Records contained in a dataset
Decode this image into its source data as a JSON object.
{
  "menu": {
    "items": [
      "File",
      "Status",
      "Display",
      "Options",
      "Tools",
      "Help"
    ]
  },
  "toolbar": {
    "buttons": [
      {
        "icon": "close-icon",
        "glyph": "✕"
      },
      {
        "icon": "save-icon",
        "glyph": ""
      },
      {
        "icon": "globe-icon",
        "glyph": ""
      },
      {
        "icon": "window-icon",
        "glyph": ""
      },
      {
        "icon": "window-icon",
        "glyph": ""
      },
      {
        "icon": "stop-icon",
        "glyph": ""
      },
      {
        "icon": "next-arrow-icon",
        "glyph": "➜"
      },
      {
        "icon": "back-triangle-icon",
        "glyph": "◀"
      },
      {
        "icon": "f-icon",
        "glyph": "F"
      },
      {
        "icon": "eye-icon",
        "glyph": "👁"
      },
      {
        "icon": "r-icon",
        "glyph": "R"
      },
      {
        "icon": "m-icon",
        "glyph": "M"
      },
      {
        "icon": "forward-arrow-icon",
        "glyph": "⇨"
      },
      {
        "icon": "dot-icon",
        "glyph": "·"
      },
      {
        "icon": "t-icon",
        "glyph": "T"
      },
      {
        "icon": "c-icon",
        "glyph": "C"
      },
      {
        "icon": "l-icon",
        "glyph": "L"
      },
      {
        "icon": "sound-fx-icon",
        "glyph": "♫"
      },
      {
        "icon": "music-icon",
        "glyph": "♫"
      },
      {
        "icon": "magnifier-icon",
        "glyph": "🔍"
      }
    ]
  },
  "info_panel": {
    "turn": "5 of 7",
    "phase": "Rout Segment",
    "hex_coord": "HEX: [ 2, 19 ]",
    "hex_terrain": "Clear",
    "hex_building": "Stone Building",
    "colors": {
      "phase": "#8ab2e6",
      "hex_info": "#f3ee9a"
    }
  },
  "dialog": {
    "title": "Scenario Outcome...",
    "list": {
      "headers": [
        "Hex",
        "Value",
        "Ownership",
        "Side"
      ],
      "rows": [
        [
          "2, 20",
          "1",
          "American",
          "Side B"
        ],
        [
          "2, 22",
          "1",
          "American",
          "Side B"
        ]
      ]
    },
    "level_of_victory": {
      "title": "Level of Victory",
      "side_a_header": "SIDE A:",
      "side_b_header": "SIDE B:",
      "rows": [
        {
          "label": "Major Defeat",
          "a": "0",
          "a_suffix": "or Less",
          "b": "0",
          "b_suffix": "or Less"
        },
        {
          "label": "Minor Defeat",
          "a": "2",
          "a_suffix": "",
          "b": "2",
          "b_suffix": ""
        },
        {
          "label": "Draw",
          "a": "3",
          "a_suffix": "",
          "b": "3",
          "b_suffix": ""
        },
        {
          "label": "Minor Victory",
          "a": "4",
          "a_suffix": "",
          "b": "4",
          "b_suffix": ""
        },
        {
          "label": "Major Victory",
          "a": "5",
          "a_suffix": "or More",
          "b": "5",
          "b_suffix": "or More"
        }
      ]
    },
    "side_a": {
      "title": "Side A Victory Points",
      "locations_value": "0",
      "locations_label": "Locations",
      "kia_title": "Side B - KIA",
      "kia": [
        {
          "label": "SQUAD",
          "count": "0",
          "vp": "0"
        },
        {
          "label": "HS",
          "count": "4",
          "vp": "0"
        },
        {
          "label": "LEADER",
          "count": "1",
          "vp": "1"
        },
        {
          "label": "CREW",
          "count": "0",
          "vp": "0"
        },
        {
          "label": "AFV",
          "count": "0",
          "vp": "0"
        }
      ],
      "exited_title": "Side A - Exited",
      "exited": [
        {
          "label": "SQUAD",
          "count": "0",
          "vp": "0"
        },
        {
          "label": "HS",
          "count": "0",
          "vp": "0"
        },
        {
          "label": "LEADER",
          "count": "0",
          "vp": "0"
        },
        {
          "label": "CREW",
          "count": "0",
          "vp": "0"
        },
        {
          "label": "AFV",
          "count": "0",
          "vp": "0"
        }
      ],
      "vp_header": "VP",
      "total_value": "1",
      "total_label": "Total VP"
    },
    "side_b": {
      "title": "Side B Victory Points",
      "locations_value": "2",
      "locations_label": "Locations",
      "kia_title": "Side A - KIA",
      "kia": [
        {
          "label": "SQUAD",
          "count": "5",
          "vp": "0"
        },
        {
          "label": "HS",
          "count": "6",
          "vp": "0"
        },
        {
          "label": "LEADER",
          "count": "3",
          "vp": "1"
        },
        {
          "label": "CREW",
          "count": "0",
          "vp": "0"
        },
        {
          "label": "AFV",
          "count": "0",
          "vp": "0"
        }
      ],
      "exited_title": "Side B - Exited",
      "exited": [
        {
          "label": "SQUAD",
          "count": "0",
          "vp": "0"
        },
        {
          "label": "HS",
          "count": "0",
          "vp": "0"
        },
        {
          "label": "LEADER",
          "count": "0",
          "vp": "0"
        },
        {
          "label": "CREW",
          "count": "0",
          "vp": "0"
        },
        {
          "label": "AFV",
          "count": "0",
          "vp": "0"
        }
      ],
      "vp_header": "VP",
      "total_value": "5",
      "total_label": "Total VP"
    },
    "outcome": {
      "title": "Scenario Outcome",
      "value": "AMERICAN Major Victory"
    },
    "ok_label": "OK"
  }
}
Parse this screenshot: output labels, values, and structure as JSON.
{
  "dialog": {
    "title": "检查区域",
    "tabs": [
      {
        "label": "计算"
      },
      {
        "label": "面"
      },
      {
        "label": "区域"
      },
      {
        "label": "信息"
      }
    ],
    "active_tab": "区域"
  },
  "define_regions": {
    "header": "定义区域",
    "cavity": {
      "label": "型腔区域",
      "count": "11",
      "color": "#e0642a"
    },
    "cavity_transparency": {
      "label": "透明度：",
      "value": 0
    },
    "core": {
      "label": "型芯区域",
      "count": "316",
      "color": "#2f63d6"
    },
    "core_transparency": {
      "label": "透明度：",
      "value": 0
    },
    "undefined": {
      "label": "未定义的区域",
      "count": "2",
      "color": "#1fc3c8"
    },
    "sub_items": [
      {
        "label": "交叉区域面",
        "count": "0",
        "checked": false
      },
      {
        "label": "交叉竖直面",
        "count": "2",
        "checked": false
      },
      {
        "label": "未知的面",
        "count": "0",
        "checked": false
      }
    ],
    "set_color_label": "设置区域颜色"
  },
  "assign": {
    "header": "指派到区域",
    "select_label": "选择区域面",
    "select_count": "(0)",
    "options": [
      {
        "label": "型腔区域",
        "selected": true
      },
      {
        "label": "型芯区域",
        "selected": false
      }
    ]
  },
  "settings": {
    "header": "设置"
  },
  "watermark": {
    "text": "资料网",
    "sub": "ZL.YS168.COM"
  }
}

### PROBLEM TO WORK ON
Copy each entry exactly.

### RESPONSE BELOW
Decode this image into its source data as a JSON object.
{
  "menu": {
    "items": [
      "File",
      "Status",
      "Display",
      "Options",
      "Tools",
      "Help"
    ]
  },
  "toolbar": {
    "buttons": [
      {
        "icon": "close-icon",
        "glyph": "✕"
      },
      {
        "icon": "save-icon",
        "glyph": ""
      },
      {
        "icon": "globe-icon",
        "glyph": ""
      },
      {
        "icon": "window-icon",
        "glyph": ""
      },
      {
        "icon": "window-icon",
        "glyph": ""
      },
      {
        "icon": "stop-icon",
        "glyph": ""
      },
      {
        "icon": "next-arrow-icon",
        "glyph": "➜"
      },
      {
        "icon": "back-triangle-icon",
        "glyph": "◀"
      },
      {
        "icon": "f-icon",
        "glyph": "F"
      },
      {
        "icon": "eye-icon",
        "glyph": "👁"
      },
      {
        "icon": "r-icon",
        "glyph": "R"
      },
      {
        "icon": "m-icon",
        "glyph": "M"
      },
      {
        "icon": "forward-arrow-icon",
        "glyph": "⇨"
      },
      {
        "icon": "dot-icon",
        "glyph": "·"
      },
      {
        "icon": "t-icon",
        "glyph": "T"
      },
      {
        "icon": "c-icon",
        "glyph": "C"
      },
      {
        "icon": "l-icon",
        "glyph": "L"
      },
      {
        "icon": "sound-fx-icon",
        "glyph": "♫"
      },
      {
        "icon": "music-icon",
        "glyph": "♫"
      },
      {
        "icon": "magnifier-icon",
        "glyph": "🔍"
      }
    ]
  },
  "info_panel": {
    "turn": "5 of 7",
    "phase": "Rout Segment",
    "hex_coord": "HEX: [ 2, 19 ]",
    "hex_terrain": "Clear",
    "hex_building": "Stone Building",
    "colors": {
      "phase": "#8ab2e6",
      "hex_info": "#f3ee9a"
    }
  },
  "dialog": {
    "title": "Scenario Outcome...",
    "list": {
      "headers": [
        "Hex",
        "Value",
        "Ownership",
        "Side"
      ],
      "rows": [
        [
          "2, 20",
          "1",
          "American",
          "Side B"
        ],
        [
          "2, 22",
          "1",
          "American",
          "Side B"
        ]
      ]
    },
    "level_of_victory": {
      "title": "Level of Victory",
      "side_a_header": "SIDE A:",
      "side_b_header": "SIDE B:",
      "rows": [
        {
          "label": "Major Defeat",
          "a": "0",
          "a_suffix": "or Less",
          "b": "0",
          "b_suffix": "or Less"
        },
        {
          "label": "Minor Defeat",
          "a": "2",
          "a_suffix": "",
          "b": "2",
          "b_suffix": ""
        },
        {
          "label": "Draw",
          "a": "3",
          "a_suffix": "",
          "b": "3",
          "b_suffix": ""
        },
        {
          "label": "Minor Victory",
          "a": "4",
          "a_suffix": "",
          "b": "4",
          "b_suffix": ""
        },
        {
          "label": "Major Victory",
          "a": "5",
          "a_suffix": "or More",
          "b": "5",
          "b_suffix": "or More"
        }
      ]
    },
    "side_a": {
      "title": "Side A Victory Points",
      "locations_value": "0",
      "locations_label": "Locations",
      "kia_title": "Side B - KIA",
      "kia": [
        {
          "label": "SQUAD",
          "count": "0",
          "vp": "0"
        },
        {
          "label": "HS",
          "count": "4",
          "vp": "0"
        },
        {
          "label": "LEADER",
          "count": "1",
          "vp": "1"
        },
        {
          "label": "CREW",
          "count": "0",
          "vp": "0"
        },
        {
          "label": "AFV",
          "count": "0",
          "vp": "0"
        }
      ],
      "exited_title": "Side A - Exited",
      "exited": [
        {
          "label": "SQUAD",
          "count": "0",
          "vp": "0"
        },
        {
          "label": "HS",
          "count": "0",
          "vp": "0"
        },
        {
          "label": "LEADER",
          "count": "0",
          "vp": "0"
        },
        {
          "label": "CREW",
          "count": "0",
          "vp": "0"
        },
        {
          "label": "AFV",
          "count": "0",
          "vp": "0"
        }
      ],
      "vp_header": "VP",
      "total_value": "1",
      "total_label": "Total VP"
    },
    "side_b": {
      "title": "Side B Victory Points",
      "locations_value": "2",
      "locations_label": "Locations",
      "kia_title": "Side A - KIA",
      "kia": [
        {
          "label": "SQUAD",
          "count": "5",
          "vp": "0"
        },
        {
          "label": "HS",
          "count": "6",
          "vp": "0"
        },
        {
          "label": "LEADER",
          "count": "3",
          "vp": "1"
        },
        {
          "label": "CREW",
          "count": "0",
          "vp": "0"
        },
        {
          "label": "AFV",
          "count": "0",
          "vp": "0"
        }
      ],
      "exited_title": "Side B - Exited",
      "exited": [
        {
          "label": "SQUAD",
          "count": "0",
          "vp": "0"
        },
        {
          "label": "HS",
          "count": "0",
          "vp": "0"
        },
        {
          "label": "LEADER",
          "count": "0",
          "vp": "0"
        },
        {
          "label": "CREW",
          "count": "0",
          "vp": "0"
        },
        {
          "label": "AFV",
          "count": "0",
          "vp": "0"
        }
      ],
      "vp_header": "VP",
      "total_value": "5",
      "total_label": "Total VP"
    },
    "outcome": {
      "title": "Scenario Outcome",
      "value": "AMERICAN Major Victory"
    },
    "ok_label": "OK"
  }
}
Parse this screenshot: output labels, values, and structure as JSON.
{
  "dialog": {
    "title": "检查区域",
    "tabs": [
      {
        "label": "计算"
      },
      {
        "label": "面"
      },
      {
        "label": "区域"
      },
      {
        "label": "信息"
      }
    ],
    "active_tab": "区域"
  },
  "define_regions": {
    "header": "定义区域",
    "cavity": {
      "label": "型腔区域",
      "count": "11",
      "color": "#e0642a"
    },
    "cavity_transparency": {
      "label": "透明度：",
      "value": 0
    },
    "core": {
      "label": "型芯区域",
      "count": "316",
      "color": "#2f63d6"
    },
    "core_transparency": {
      "label": "透明度：",
      "value": 0
    },
    "undefined": {
      "label": "未定义的区域",
      "count": "2",
      "color": "#1fc3c8"
    },
    "sub_items": [
      {
        "label": "交叉区域面",
        "count": "0",
        "checked": false
      },
      {
        "label": "交叉竖直面",
        "count": "2",
        "checked": false
      },
      {
        "label": "未知的面",
        "count": "0",
        "checked": false
      }
    ],
    "set_color_label": "设置区域颜色"
  },
  "assign": {
    "header": "指派到区域",
    "select_label": "选择区域面",
    "select_count": "(0)",
    "options": [
      {
        "label": "型腔区域",
        "selected": true
      },
      {
        "label": "型芯区域",
        "selected": false
      }
    ]
  },
  "settings": {
    "header": "设置"
  },
  "watermark": {
    "text": "资料网",
    "sub": "ZL.YS168.COM"
  }
}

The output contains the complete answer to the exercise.